The hybrid government in Pak, a mix of political parties with generations of hostility, held together by pressure from the army, coordinated by a nonentity, Fazal-ul-Rehman, has yet to settle in and the sword of Damocles begins to hang above their heads. The Lahore High Court has demanded the presence of PM Shehbaz Sharif on 14th May for framing charges in a USD 16 Billion money laundering case. The case involves 28 ‘benami’ accounts from 2008-18. Bilawal Bhutto took oath as the foreign minister after discussions with party chief, Nawaz Sharif, in London, ignoring the current PM, Shehbaz Sharif. The summons by the Lahore high court will be fodder for Imran Khan who has been terming the current government as corrupt and imposed by the US.
Simultaneously, the nation faces an economic meltdown. Its external debt has soared from USD 95 billion in 2018 to over USD 130 billion today. Its foreign exchange reserves have declined below USD 11.3 Billion and within this quarter itself, it has to repay foreign debt of USD 2.5 Billion. Talks with the IMF have recommenced. The IMF is demanding roll back of oil and power subsidies granted by Imran, prior to release of funds. These subsidies have impacted oil imports and reports of shortages of diesel continue to flow.
Imran has been stating in his rallies that the economic scenario was in excellent shape during his premiership. In a recent address, he mentioned, ‘our economic situation was very good. Our exports, remittances, tax collection, agricultural output, and the price of agricultural products were all historic.’ In case Shehbaz removes Imran’s subsidies, the game would shift in Imran’s favour. Pakistan is being compelled to lift subsidies in stages to avoid internal backlash.
This year Pakistan will face a shortage of wheat. With Russian and Ukrainian wheat unavailable in large quantities, its prices in the global market have skyrocketed. A report stated that Pakistan may need to expend USD 1.2 Billion on import of wheat this year alone. This would then need to be subsidised for its population, adding to financial drain. The ideal option is to import from India, however, doing so could place the Shehbaz government on a sticky wicket. Such a move would be exploited by Imran as India will never reverse its decision on Article 370.
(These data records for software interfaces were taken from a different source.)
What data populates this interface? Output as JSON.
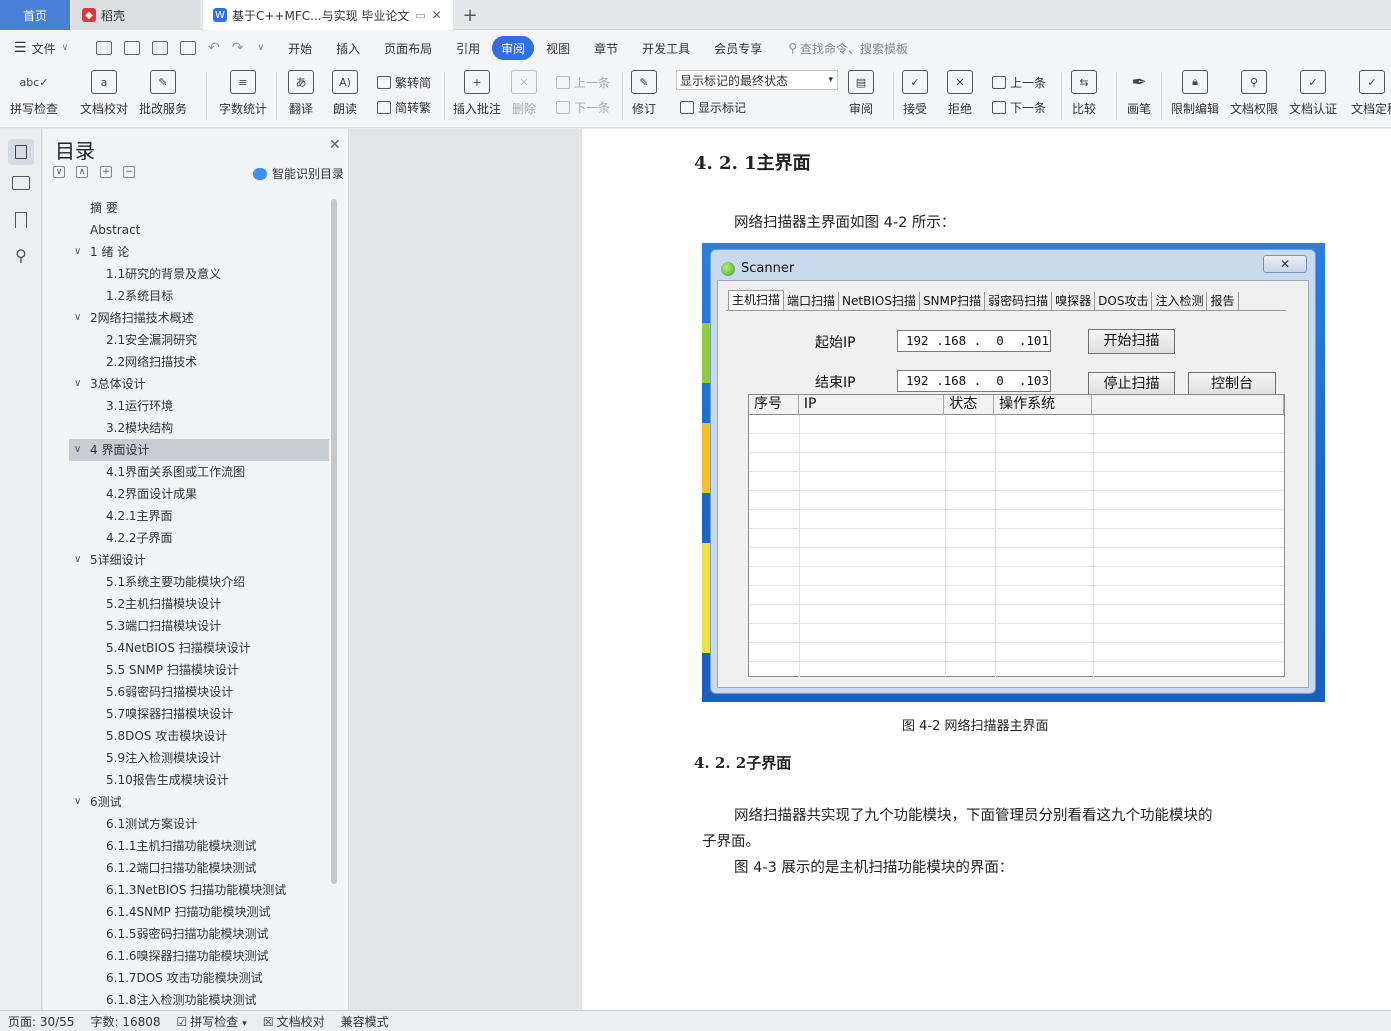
{
  "tabs": {
    "home": "首页",
    "daoke": "稻壳",
    "doc": "基于C++MFC...与实现 毕业论文",
    "add": "+"
  },
  "menu": {
    "file": "文件",
    "items": [
      "开始",
      "插入",
      "页面布局",
      "引用",
      "审阅",
      "视图",
      "章节",
      "开发工具",
      "会员专享"
    ],
    "active": "审阅",
    "search_placeholder": "查找命令、搜索模板"
  },
  "ribbon": {
    "spellcheck": "拼写检查",
    "doc_proof": "文档校对",
    "revise_service": "批改服务",
    "word_count": "字数统计",
    "translate": "翻译",
    "read_aloud": "朗读",
    "to_traditional": "繁转简",
    "to_simplified": "简转繁",
    "insert_comment": "插入批注",
    "delete": "删除",
    "prev": "上一条",
    "next": "下一条",
    "revise": "修订",
    "markup_select": "显示标记的最终状态",
    "show_markup": "显示标记",
    "review": "审阅",
    "accept": "接受",
    "reject": "拒绝",
    "prev2": "上一条",
    "next2": "下一条",
    "compare": "比较",
    "pen": "画笔",
    "restrict_edit": "限制编辑",
    "doc_rights": "文档权限",
    "doc_auth": "文档认证",
    "doc_final": "文档定稿"
  },
  "toc": {
    "title": "目录",
    "smart": "智能识别目录",
    "items": [
      {
        "text": "摘  要",
        "level": 1,
        "caret": ""
      },
      {
        "text": "Abstract",
        "level": 1,
        "caret": ""
      },
      {
        "text": "1  绪 论",
        "level": 1,
        "caret": "∨"
      },
      {
        "text": "1.1研究的背景及意义",
        "level": 2,
        "caret": ""
      },
      {
        "text": "1.2系统目标",
        "level": 2,
        "caret": ""
      },
      {
        "text": "2网络扫描技术概述",
        "level": 1,
        "caret": "∨"
      },
      {
        "text": "2.1安全漏洞研究",
        "level": 2,
        "caret": ""
      },
      {
        "text": "2.2网络扫描技术",
        "level": 2,
        "caret": ""
      },
      {
        "text": "3总体设计",
        "level": 1,
        "caret": "∨"
      },
      {
        "text": "3.1运行环境",
        "level": 2,
        "caret": ""
      },
      {
        "text": "3.2模块结构",
        "level": 2,
        "caret": ""
      },
      {
        "text": "4 界面设计",
        "level": 1,
        "caret": "∨",
        "selected": true
      },
      {
        "text": "4.1界面关系图或工作流图",
        "level": 2,
        "caret": ""
      },
      {
        "text": "4.2界面设计成果",
        "level": 2,
        "caret": ""
      },
      {
        "text": "4.2.1主界面",
        "level": 2,
        "caret": ""
      },
      {
        "text": "4.2.2子界面",
        "level": 2,
        "caret": ""
      },
      {
        "text": "5详细设计",
        "level": 1,
        "caret": "∨"
      },
      {
        "text": "5.1系统主要功能模块介绍",
        "level": 2,
        "caret": ""
      },
      {
        "text": "5.2主机扫描模块设计",
        "level": 2,
        "caret": ""
      },
      {
        "text": "5.3端口扫描模块设计",
        "level": 2,
        "caret": ""
      },
      {
        "text": "5.4NetBIOS 扫描模块设计",
        "level": 2,
        "caret": ""
      },
      {
        "text": "5.5 SNMP 扫描模块设计",
        "level": 2,
        "caret": ""
      },
      {
        "text": "5.6弱密码扫描模块设计",
        "level": 2,
        "caret": ""
      },
      {
        "text": "5.7嗅探器扫描模块设计",
        "level": 2,
        "caret": ""
      },
      {
        "text": "5.8DOS 攻击模块设计",
        "level": 2,
        "caret": ""
      },
      {
        "text": "5.9注入检测模块设计",
        "level": 2,
        "caret": ""
      },
      {
        "text": "5.10报告生成模块设计",
        "level": 2,
        "caret": ""
      },
      {
        "text": "6测试",
        "level": 1,
        "caret": "∨"
      },
      {
        "text": "6.1测试方案设计",
        "level": 2,
        "caret": ""
      },
      {
        "text": "6.1.1主机扫描功能模块测试",
        "level": 2,
        "caret": ""
      },
      {
        "text": "6.1.2端口扫描功能模块测试",
        "level": 2,
        "caret": ""
      },
      {
        "text": "6.1.3NetBIOS 扫描功能模块测试",
        "level": 2,
        "caret": ""
      },
      {
        "text": "6.1.4SNMP 扫描功能模块测试",
        "level": 2,
        "caret": ""
      },
      {
        "text": "6.1.5弱密码扫描功能模块测试",
        "level": 2,
        "caret": ""
      },
      {
        "text": "6.1.6嗅探器扫描功能模块测试",
        "level": 2,
        "caret": ""
      },
      {
        "text": "6.1.7DOS 攻击功能模块测试",
        "level": 2,
        "caret": ""
      },
      {
        "text": "6.1.8注入检测功能模块测试",
        "level": 2,
        "caret": ""
      }
    ]
  },
  "document": {
    "heading1": "4. 2. 1主界面",
    "intro": "网络扫描器主界面如图  4-2 所示：",
    "caption": "图  4-2 网络扫描器主界面",
    "heading2": "4. 2. 2子界面",
    "para1_line1": "网络扫描器共实现了九个功能模块，下面管理员分别看看这九个功能模块的",
    "para1_line2": "子界面。",
    "para2": "图  4-3 展示的是主机扫描功能模块的界面："
  },
  "scanner": {
    "title": "Scanner",
    "close": "✕",
    "tabs": [
      "主机扫描",
      "端口扫描",
      "NetBIOS扫描",
      "SNMP扫描",
      "弱密码扫描",
      "嗅探器",
      "DOS攻击",
      "注入检测",
      "报告"
    ],
    "start_label": "起始IP",
    "end_label": "结束IP",
    "start_ip": "192 .168 .  0  .101",
    "end_ip": "192 .168 .  0  .103",
    "start_btn": "开始扫描",
    "stop_btn": "停止扫描",
    "console_btn": "控制台",
    "columns": [
      "序号",
      "IP",
      "状态",
      "操作系统"
    ]
  },
  "status": {
    "page": "页面: 30/55",
    "words": "字数: 16808",
    "spell": "拼写检查",
    "proof": "文档校对",
    "compat": "兼容模式"
  },
  "colors": {
    "accent": "#2f6fde",
    "home_tab": "#4a7fd6",
    "figure_bg": "#1c66c9"
  }
}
Within the Pak army there are many who opposed Imran’s ouster. Bajwa may have rejected any further extension to win over his corps commanders, however it has done little to regain support from the rank and file. Imran, while backing the army on one hand, has been accusing Bajwa in his speeches. He stated a few days ago, ‘there are also humans in institutions. If one or two individuals do something wrong, the entire institution is not responsible. If one person (in reference to Gen Bajwa) makes a mistake, this does not mean the whole institution is at fault.’ In Imran’s rallies there have been slogans stating, ‘Chowkidar Chor Hai,’ hinting at the army.
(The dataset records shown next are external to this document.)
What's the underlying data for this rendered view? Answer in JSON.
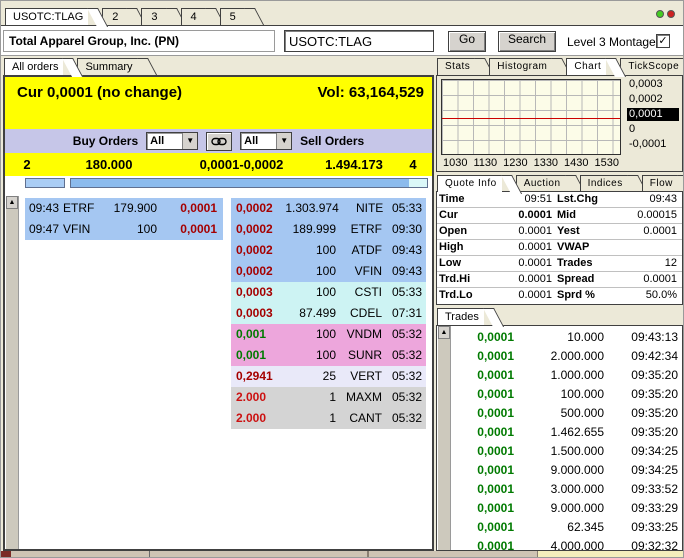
{
  "window": {
    "main_tabs": [
      {
        "label": "USOTC:TLAG",
        "active": true
      },
      {
        "label": "2",
        "active": false
      },
      {
        "label": "3",
        "active": false
      },
      {
        "label": "4",
        "active": false
      },
      {
        "label": "5",
        "active": false
      }
    ],
    "status_dots": {
      "green": "#44cc22",
      "red": "#cc2222"
    }
  },
  "header": {
    "company_name": "Total Apparel Group, Inc. (PN)",
    "symbol_value": "USOTC:TLAG",
    "go_label": "Go",
    "search_label": "Search",
    "montage_label": "Level 3 Montage",
    "montage_checkmark": "✓"
  },
  "left_panel": {
    "tabs": {
      "all_orders": "All orders",
      "summary": "Summary"
    },
    "summary": {
      "cur_line": "Cur 0,0001 (no change)",
      "vol_line": "Vol: 63,164,529"
    },
    "toolbar": {
      "buy_label": "Buy Orders",
      "buy_filter_value": "All",
      "sell_filter_value": "All",
      "sell_label": "Sell Orders",
      "arrow_glyph": "▼"
    },
    "best_row": {
      "bid_count": "2",
      "bid_size": "180.000",
      "bid_ask_price": "0,0001-0,0002",
      "ask_size": "1.494.173",
      "ask_count": "4"
    },
    "scroll_up_glyph": "▲",
    "book": {
      "buy": [
        {
          "time": "09:43",
          "mm": "ETRF",
          "size": "179.900",
          "price": "0,0001"
        },
        {
          "time": "09:47",
          "mm": "VFIN",
          "size": "100",
          "price": "0,0001"
        }
      ],
      "sell": [
        {
          "price": "0,0002",
          "size": "1.303.974",
          "mm": "NITE",
          "time": "05:33"
        },
        {
          "price": "0,0002",
          "size": "189.999",
          "mm": "ETRF",
          "time": "09:30"
        },
        {
          "price": "0,0002",
          "size": "100",
          "mm": "ATDF",
          "time": "09:43"
        },
        {
          "price": "0,0002",
          "size": "100",
          "mm": "VFIN",
          "time": "09:43"
        },
        {
          "price": "0,0003",
          "size": "100",
          "mm": "CSTI",
          "time": "05:33"
        },
        {
          "price": "0,0003",
          "size": "87.499",
          "mm": "CDEL",
          "time": "07:31"
        },
        {
          "price": "0,001",
          "size": "100",
          "mm": "VNDM",
          "time": "05:32"
        },
        {
          "price": "0,001",
          "size": "100",
          "mm": "SUNR",
          "time": "05:32"
        },
        {
          "price": "0,2941",
          "size": "25",
          "mm": "VERT",
          "time": "05:32"
        },
        {
          "price": "2.000",
          "size": "1",
          "mm": "MAXM",
          "time": "05:32"
        },
        {
          "price": "2.000",
          "size": "1",
          "mm": "CANT",
          "time": "05:32"
        }
      ]
    }
  },
  "right_panel": {
    "chart_tabs": [
      {
        "label": "Stats",
        "active": false
      },
      {
        "label": "Histogram",
        "active": false
      },
      {
        "label": "Chart",
        "active": true
      },
      {
        "label": "TickScope",
        "active": false
      }
    ],
    "info_tabs": [
      {
        "label": "Quote Info",
        "active": true
      },
      {
        "label": "Auction",
        "active": false
      },
      {
        "label": "Indices",
        "active": false
      },
      {
        "label": "Flow",
        "active": false
      }
    ],
    "quote_info": [
      {
        "l1": "Time",
        "v1": "09:51",
        "l2": "Lst.Chg",
        "v2": "09:43"
      },
      {
        "l1": "Cur",
        "v1": "0.0001",
        "l2": "Mid",
        "v2": "0.00015"
      },
      {
        "l1": "Open",
        "v1": "0.0001",
        "l2": "Yest",
        "v2": "0.0001"
      },
      {
        "l1": "High",
        "v1": "0.0001",
        "l2": "VWAP",
        "v2": ""
      },
      {
        "l1": "Low",
        "v1": "0.0001",
        "l2": "Trades",
        "v2": "12"
      },
      {
        "l1": "Trd.Hi",
        "v1": "0.0001",
        "l2": "Spread",
        "v2": "0.0001"
      },
      {
        "l1": "Trd.Lo",
        "v1": "0.0001",
        "l2": "Sprd %",
        "v2": "50.0%"
      }
    ],
    "trades_tab_label": "Trades",
    "trades": [
      {
        "price": "0,0001",
        "size": "10.000",
        "time": "09:43:13"
      },
      {
        "price": "0,0001",
        "size": "2.000.000",
        "time": "09:42:34"
      },
      {
        "price": "0,0001",
        "size": "1.000.000",
        "time": "09:35:20"
      },
      {
        "price": "0,0001",
        "size": "100.000",
        "time": "09:35:20"
      },
      {
        "price": "0,0001",
        "size": "500.000",
        "time": "09:35:20"
      },
      {
        "price": "0,0001",
        "size": "1.462.655",
        "time": "09:35:20"
      },
      {
        "price": "0,0001",
        "size": "1.500.000",
        "time": "09:34:25"
      },
      {
        "price": "0,0001",
        "size": "9.000.000",
        "time": "09:34:25"
      },
      {
        "price": "0,0001",
        "size": "3.000.000",
        "time": "09:33:52"
      },
      {
        "price": "0,0001",
        "size": "9.000.000",
        "time": "09:33:29"
      },
      {
        "price": "0,0001",
        "size": "62.345",
        "time": "09:33:25"
      },
      {
        "price": "0,0001",
        "size": "4.000.000",
        "time": "09:32:32"
      }
    ]
  },
  "chart_data": {
    "type": "line",
    "title": "",
    "x": [
      "1030",
      "1130",
      "1230",
      "1330",
      "1430",
      "1530"
    ],
    "series": [
      {
        "name": "price",
        "values": [
          0.0001,
          0.0001,
          0.0001,
          0.0001,
          0.0001,
          0.0001
        ]
      }
    ],
    "ylim": [
      -0.0001,
      0.0003
    ],
    "ytick_labels": [
      "0,0003",
      "0,0002",
      "0,0001",
      "0",
      "-0,0001"
    ],
    "highlighted_ytick": "0,0001",
    "xtick_labels": [
      "1030",
      "1130",
      "1230",
      "1330",
      "1430",
      "1530"
    ],
    "grid": true,
    "line_color": "#cc0000",
    "plot_bg": "#fcfce8"
  }
}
Omar Hayat, a retired Lt Gen of the Pak army stated, ‘a vast majority of retired and serving armed forces personnel support Imran Khan’s narrative because they see him as the polar opposite of traditionally corrupt politicians.’ Many veterans on television debates criticized Imran Khan’s ouster by the army. General Bajwa was compelled to call a special meeting of his senior staff and justify the reasons.
PTI twitter handles launched veiled attacks on the army. Such were social media pressures that the Pak army spokesperson, Maj Gen Iftikhar, addressed a press conference terming the anti-army campaign as ‘illegal, immoral and against national interest.’ Imran is working to put brakes on future actions by the army to appoint its own ‘selected PMs.’ He is aware that he is unlikely to be supported in the future.
While the Shehbaz Sharif government attempts to mend ties with the US, Imran works to ensure they remain distant by continuing his rant on the US conspiracy claim. He recently sought to involve the President and the Supreme court by asking them to investigate the claim. A renowned US think tank, Brookings, urged President Biden to speak to Shehbaz Sharif. Such a call could send Pakistan’s internal crisis skyrocketing. This would provide Imran with ammunition to convince fence sitters on his foreign conspiracy theory further enhancing the internal divide.
Imran has not been sitting idle but demanding immediate elections. The populace has been lapping up his conspiracy theories and forced ouster by the army. He is aware that if elections are held early, he would have an advantage. His demand for immediate elections was turned down by the election commission which stated that elections are not possible before May 2023. He has been left with little alternative but to keep his road show going while accusing the election commission of being against him.
His conspiracy theory and accusing the army of ousting him has polarized society in Pak to levels never witnessed before. In his latest address, Imran asked his supporters to await his call for moving to Islamabad. He expects upto two million people to assemble to exert pressure on the government to force early elections.
A few cases continue being investigated and heard in different courts against Imran Khan. These include foreign funding for his political party, gifts presented to him and financial irregularities of close associates. The longer it takes for these cases to reach closure the more they provide space to Imran Khan to run riot. A rushed decision could also be counterproductive.
The current Islamabad and Rawalpindi dispensation is rightly ignoring the ranting and raving of Imran Khan. Any effort to curb him by either the army or state machinery could work to his advantage. Silence from the government is compelling Imran to repeat the same story again and again. How long can he keep the pot boiling. At some stage the public will lose interest. Hence, delayed elections suit the present ruling dispensation.
In the current scenario there is only one certainty. Imran will not allow Shehbaz Sharif to govern peacefully. If pushed, Imran may incite violence to stay relevant. Definitely, Pakistan is heading for troubled times. Imran was right when he stated that he could be a bigger nuisance out of power than within.